  2. Identify members of the National Transition Network and other organized groups of transition service providers within each state who are able to serve as contact persons and to provide information or referral to appropriate transition services.

  3. Disseminate information about successful transition programs and resources throughout the United States.

Recommended REGIONAL, STATE, and/or LOCAL Strategies

  1. Present workshops and in-service training to parents and personnel working with children and adolescents with visual impairments, including those with multiple disabilities, on the importance of teaching career education content throughout the children's early years and their academic careers.

  2. Encourage the inclusion of career education and transition content in the personnel preparation programs.

  3. Encourage the active participation of young people with visual impairments and their families in the planning and implementation of local transition services.

  4. Involve community-based adult service providers to participate in the planning and implementation of local transition services.

Goal 10: Professional Development

To improve students' learning, service providers will engage in ongoing local, state, and national professional development.

Recommended NATIONAL Strategies

  1. Promote "standards of effective practice" that clearly articulate the knowledge and skills required to deliver quality instruction to students with visual impairments (This will validate the need to provide ongoing professional development).

  2. Develop and disseminate a position paper on the need for ongoing professional development based on standards and the unique needs of service providers who teach students with visual impairments.

  3. Integrate the National Staff Development Council's (NSDC) revised "Standards for Staff Development" into recommended staff development activities for service providers of students with visual impairments.

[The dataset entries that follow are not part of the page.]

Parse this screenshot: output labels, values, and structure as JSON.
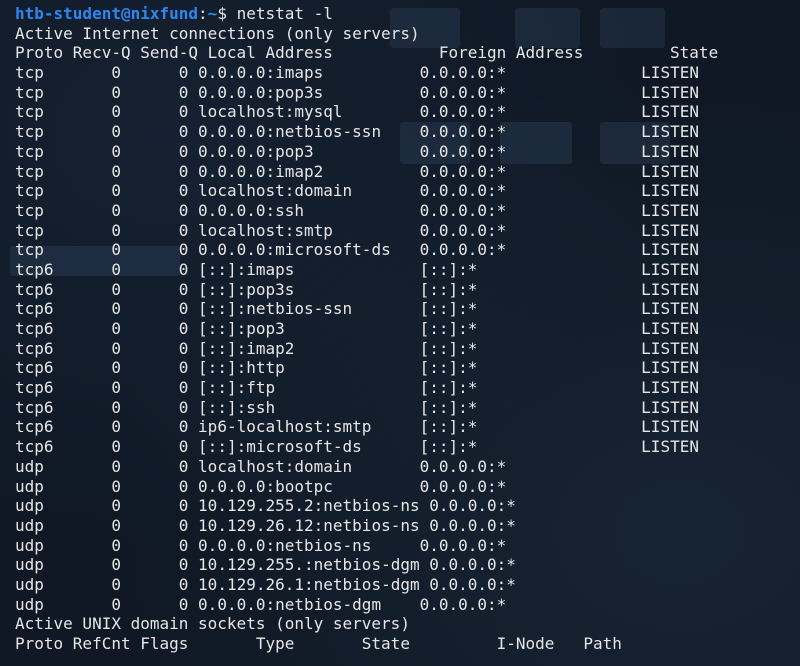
{
  "prompt": {
    "user_host": "htb-student@nixfund",
    "separator": ":",
    "path": "~",
    "symbol": "$",
    "command": "netstat -l"
  },
  "inet_header": "Active Internet connections (only servers)",
  "inet_columns": "Proto Recv-Q Send-Q Local Address           Foreign Address         State",
  "inet_rows": [
    {
      "proto": "tcp",
      "recvq": "0",
      "sendq": "0",
      "local": "0.0.0.0:imaps",
      "foreign": "0.0.0.0:*",
      "state": "LISTEN"
    },
    {
      "proto": "tcp",
      "recvq": "0",
      "sendq": "0",
      "local": "0.0.0.0:pop3s",
      "foreign": "0.0.0.0:*",
      "state": "LISTEN"
    },
    {
      "proto": "tcp",
      "recvq": "0",
      "sendq": "0",
      "local": "localhost:mysql",
      "foreign": "0.0.0.0:*",
      "state": "LISTEN"
    },
    {
      "proto": "tcp",
      "recvq": "0",
      "sendq": "0",
      "local": "0.0.0.0:netbios-ssn",
      "foreign": "0.0.0.0:*",
      "state": "LISTEN"
    },
    {
      "proto": "tcp",
      "recvq": "0",
      "sendq": "0",
      "local": "0.0.0.0:pop3",
      "foreign": "0.0.0.0:*",
      "state": "LISTEN"
    },
    {
      "proto": "tcp",
      "recvq": "0",
      "sendq": "0",
      "local": "0.0.0.0:imap2",
      "foreign": "0.0.0.0:*",
      "state": "LISTEN"
    },
    {
      "proto": "tcp",
      "recvq": "0",
      "sendq": "0",
      "local": "localhost:domain",
      "foreign": "0.0.0.0:*",
      "state": "LISTEN"
    },
    {
      "proto": "tcp",
      "recvq": "0",
      "sendq": "0",
      "local": "0.0.0.0:ssh",
      "foreign": "0.0.0.0:*",
      "state": "LISTEN"
    },
    {
      "proto": "tcp",
      "recvq": "0",
      "sendq": "0",
      "local": "localhost:smtp",
      "foreign": "0.0.0.0:*",
      "state": "LISTEN"
    },
    {
      "proto": "tcp",
      "recvq": "0",
      "sendq": "0",
      "local": "0.0.0.0:microsoft-ds",
      "foreign": "0.0.0.0:*",
      "state": "LISTEN"
    },
    {
      "proto": "tcp6",
      "recvq": "0",
      "sendq": "0",
      "local": "[::]:imaps",
      "foreign": "[::]:*",
      "state": "LISTEN"
    },
    {
      "proto": "tcp6",
      "recvq": "0",
      "sendq": "0",
      "local": "[::]:pop3s",
      "foreign": "[::]:*",
      "state": "LISTEN"
    },
    {
      "proto": "tcp6",
      "recvq": "0",
      "sendq": "0",
      "local": "[::]:netbios-ssn",
      "foreign": "[::]:*",
      "state": "LISTEN"
    },
    {
      "proto": "tcp6",
      "recvq": "0",
      "sendq": "0",
      "local": "[::]:pop3",
      "foreign": "[::]:*",
      "state": "LISTEN"
    },
    {
      "proto": "tcp6",
      "recvq": "0",
      "sendq": "0",
      "local": "[::]:imap2",
      "foreign": "[::]:*",
      "state": "LISTEN"
    },
    {
      "proto": "tcp6",
      "recvq": "0",
      "sendq": "0",
      "local": "[::]:http",
      "foreign": "[::]:*",
      "state": "LISTEN"
    },
    {
      "proto": "tcp6",
      "recvq": "0",
      "sendq": "0",
      "local": "[::]:ftp",
      "foreign": "[::]:*",
      "state": "LISTEN"
    },
    {
      "proto": "tcp6",
      "recvq": "0",
      "sendq": "0",
      "local": "[::]:ssh",
      "foreign": "[::]:*",
      "state": "LISTEN"
    },
    {
      "proto": "tcp6",
      "recvq": "0",
      "sendq": "0",
      "local": "ip6-localhost:smtp",
      "foreign": "[::]:*",
      "state": "LISTEN"
    },
    {
      "proto": "tcp6",
      "recvq": "0",
      "sendq": "0",
      "local": "[::]:microsoft-ds",
      "foreign": "[::]:*",
      "state": "LISTEN"
    },
    {
      "proto": "udp",
      "recvq": "0",
      "sendq": "0",
      "local": "localhost:domain",
      "foreign": "0.0.0.0:*",
      "state": ""
    },
    {
      "proto": "udp",
      "recvq": "0",
      "sendq": "0",
      "local": "0.0.0.0:bootpc",
      "foreign": "0.0.0.0:*",
      "state": ""
    },
    {
      "proto": "udp",
      "recvq": "0",
      "sendq": "0",
      "local": "10.129.255.2:netbios-ns",
      "foreign": "0.0.0.0:*",
      "state": ""
    },
    {
      "proto": "udp",
      "recvq": "0",
      "sendq": "0",
      "local": "10.129.26.12:netbios-ns",
      "foreign": "0.0.0.0:*",
      "state": ""
    },
    {
      "proto": "udp",
      "recvq": "0",
      "sendq": "0",
      "local": "0.0.0.0:netbios-ns",
      "foreign": "0.0.0.0:*",
      "state": ""
    },
    {
      "proto": "udp",
      "recvq": "0",
      "sendq": "0",
      "local": "10.129.255.:netbios-dgm",
      "foreign": "0.0.0.0:*",
      "state": ""
    },
    {
      "proto": "udp",
      "recvq": "0",
      "sendq": "0",
      "local": "10.129.26.1:netbios-dgm",
      "foreign": "0.0.0.0:*",
      "state": ""
    },
    {
      "proto": "udp",
      "recvq": "0",
      "sendq": "0",
      "local": "0.0.0.0:netbios-dgm",
      "foreign": "0.0.0.0:*",
      "state": ""
    }
  ],
  "unix_header": "Active UNIX domain sockets (only servers)",
  "unix_columns": "Proto RefCnt Flags       Type       State         I-Node   Path",
  "colors": {
    "prompt_user": "#2e86f1",
    "text": "#e6e6e6",
    "background": "#0f1824"
  }
}
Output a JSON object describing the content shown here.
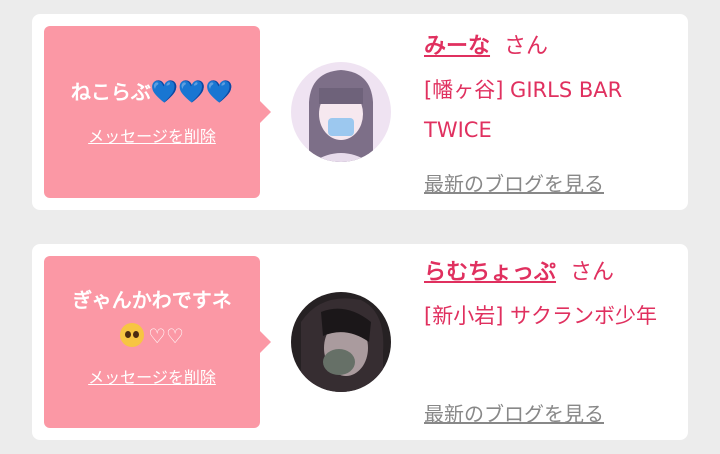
{
  "messages": [
    {
      "message_text": "ねこらぶ",
      "message_hearts": "💙💙💙",
      "delete_label": "メッセージを削除",
      "girl_name": "みーな",
      "honorific": "さん",
      "shop": "[幡ヶ谷] GIRLS BAR TWICE",
      "blog_link": "最新のブログを見る"
    },
    {
      "message_text": "ぎゃんかわですネ",
      "message_emoji": "pleading-face-icon",
      "message_hearts": "♡♡",
      "delete_label": "メッセージを削除",
      "girl_name": "らむちょっぷ",
      "honorific": "さん",
      "shop": "[新小岩] サクランボ少年",
      "blog_link": "最新のブログを見る"
    }
  ],
  "colors": {
    "bubble": "#fb98a5",
    "accent": "#e0305f",
    "link_gray": "#888888",
    "background": "#ececec"
  }
}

  4. Focus staff development on student learning outcomes.

Recommended REGIONAL, STATE, and/or LOCAL Strategies

  1. Encourage teachers to engage in reflective practices that include a yearly review of their teaching activities and the development of a professional development plan with goals and activities.

  2. Encourage a variety of designs in staff development activities that go beyond a one-day workshop and promote job-embedded learning, such as professional learning groups, mentorships, action research, journaling, and observing others.

  3. Encourage training activities that include parents and teachers teaching and learning together in subjects such as braille and use of low vision devices.

  4. Align and integrate the staff development goals for service providers of students with visual impairments with local, state, and regional staff development goals.